A New York court in a September 21st opinion addressed whether a company that purchased and resold scrap metal, could be considered a solid waste “transfer station” under the Westchester County Solid Waste and Recyclables Collection Licensing Law. (“Westchester Law”) See In re Universal Metal & Ore, Inc. v. Westchester County Solid Waste, 37 N.Y.S.3d 57 (N.Y. App. Div. 2016).

Universal Metal & Ore, Inc. (“Universal”) brought a proceeding to review a determination whether it should have obtained a license to operate a transfer station.

Universal is described as an international metal trading company whose business includes purchasing scrap metal and reselling it at a profit. The company maintained a facility in Mount Vernon, New York. The company held a Class E scrap peddler business license which allowed it to collect scrap materials for sale to recyclables brokers.

Universal did not hold a Westchester Law “transfer station” license. This license was necessary for facilities in which solid waste and recyclables were “received and transported” for “final disposal.” The Westchester County’s Solid Waste Commission (“Commission”) required that Universal pay a “transfer station” fee on the basis that the company stored scrap metal on site prior to reselling it.

Universal refused to pay an annual fee of $20,000 (minus a recycling credit of $7,500). The Commission sent a notice of violation which directed Universal to:
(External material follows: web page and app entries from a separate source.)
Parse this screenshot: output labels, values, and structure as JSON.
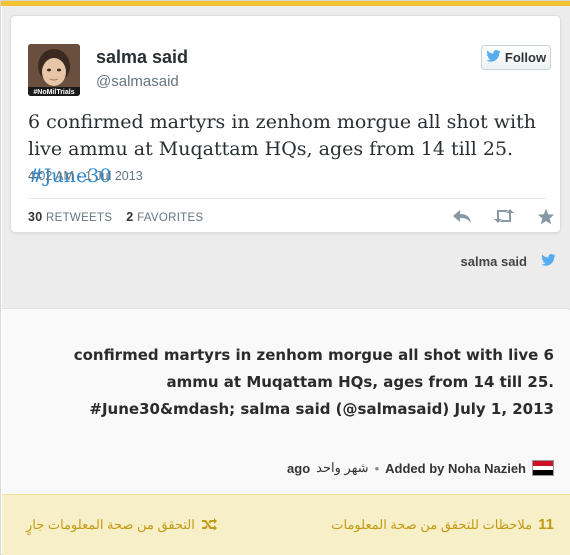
{
  "tweet": {
    "author_name": "salma said",
    "author_handle": "@salmasaid",
    "avatar_badge": "#NoMilTrials",
    "follow_label": "Follow",
    "text_main": "6 confirmed martyrs in zenhom morgue all shot with live ammu at Muqattam HQs, ages from 14 till 25.",
    "hashtag": "#June30",
    "timestamp": "4:02 AM - 1 Jul 2013",
    "retweets_count": "30",
    "retweets_label": "RETWEETS",
    "favorites_count": "2",
    "favorites_label": "FAVORITES",
    "icons": [
      "reply-icon",
      "retweet-icon",
      "favorite-icon",
      "twitter-bird-icon"
    ]
  },
  "embed_attribution": "salma said",
  "quote_lines": [
    "confirmed martyrs in zenhom morgue all shot with live 6",
    "ammu at Muqattam HQs, ages from 14 till 25.",
    "#June30&mdash; salma said (@salmasaid) July 1, 2013"
  ],
  "added": {
    "by_text": "Added by Noha Nazieh",
    "separator": "•",
    "time_text": "شهر واحد",
    "ago_text": "ago"
  },
  "footer": {
    "left_text": "التحقق من صحة المعلومات جارٍ",
    "right_count": "11",
    "right_text": "ملاحظات للتحقق من صحة المعلومات"
  },
  "colors": {
    "accent_yellow": "#f2c230",
    "twitter_blue": "#55acee",
    "hashtag_blue": "#2a8ad2",
    "footer_bg": "#f7efc7",
    "footer_text": "#c49a15"
  }
}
  1. cease operations until the fine was paid; and
  2. appear before an administrative law judge (“ALJ”) for a hearing

The Commission argued at the hearing that:

  1. Universal was a transfer station because it accepted and stored scrap metal at its facility;
  2. the scrap metal was solid waste because, pursuant to the statutory definition, it was “discarded or rejected,” as “spent, useless, worthless or in excess to the owners” at the time it was sold to Universal;
  3. the term “final disposal” as used in the definition of transfer station included the movement of material from Universal’s facility, and was not limited to transport to a landfill or incinerator; and
  4. it was irrelevant that Universal paid for the scrap metal it received.

The ALJ rejected the Commission’s arguments. Universal was not a transfer station because the operation involved the resale of scrap metal. Further, the “final disposal” of materials to a landfill or incinerator was not occurring.

Instead Universal sold material to recyclables brokers. Further, the ALJ found it unnecessary to address whether scrap metal was a solid waste because Universal was not a transfer station.

The Commission rejected the ALJ’s conclusions. It found that Universal’s facility qualified as a transfer station.

A reviewing court agreed with the ALJ that Universal’s facility did not operate as a transfer station. The court noted that:

  1. scrap metal is not “worthless or useless,” as statutorily required to be considered a solid waste, because Universal bought and resold it; and
  2. the only reasonable interpretation of “final disposal” is when material is discarded to a facility such as a landfill or incinerator.

The court reasoned Solid Waste Law did not define “final disposal.” Therefore, the court reviewed Black’s Law Dictionary. It rejected the Commission’s argument that “final disposal” means to “no longer possess.” It held that such a narrow interpretation would ignore the inclusion of the term “final.”

Instead, the court held that the term “final disposal” clearly did not encompass Universal’s use of scrap metal. The court noted that Universal did not transport its materials to a site such as an incinerator or landfill. All of its materials were re-used or recycled.

The court also looked to the legislative intent behind the Solid Waste Law. The intent was primarily to:

  1. protect the public from economic costs related to organized crime’s influence in the waste industry; and
  2. to dispose of and recycle materials “in an environmentally sound manner.”

The New York legislative committee did not find the scrap metal industry a concern when developing the law. The industry was not traditionally tied to organized crime. Environmentally sound disposal, too, did not apply to scrap peddling because scrap metal was not considered solid waste and was not marked for “final disposal.” Therefore, the court held that there was no legislative intent to regulate scrap peddlers as transfer stations.

In sum, the court concluded that:

  1. Universal did not operate a transfer station as defined under Solid Waste Law;
  2. scrap metal was not a solid waste; and
  3. the determination by the Commission that Universal had violated the Solid Waste Law by not registering and obtaining a license as a transfer station dealing in solid waste was arbitrary, capricious, and had no rational basis.

A copy of the opinion can be downloaded here.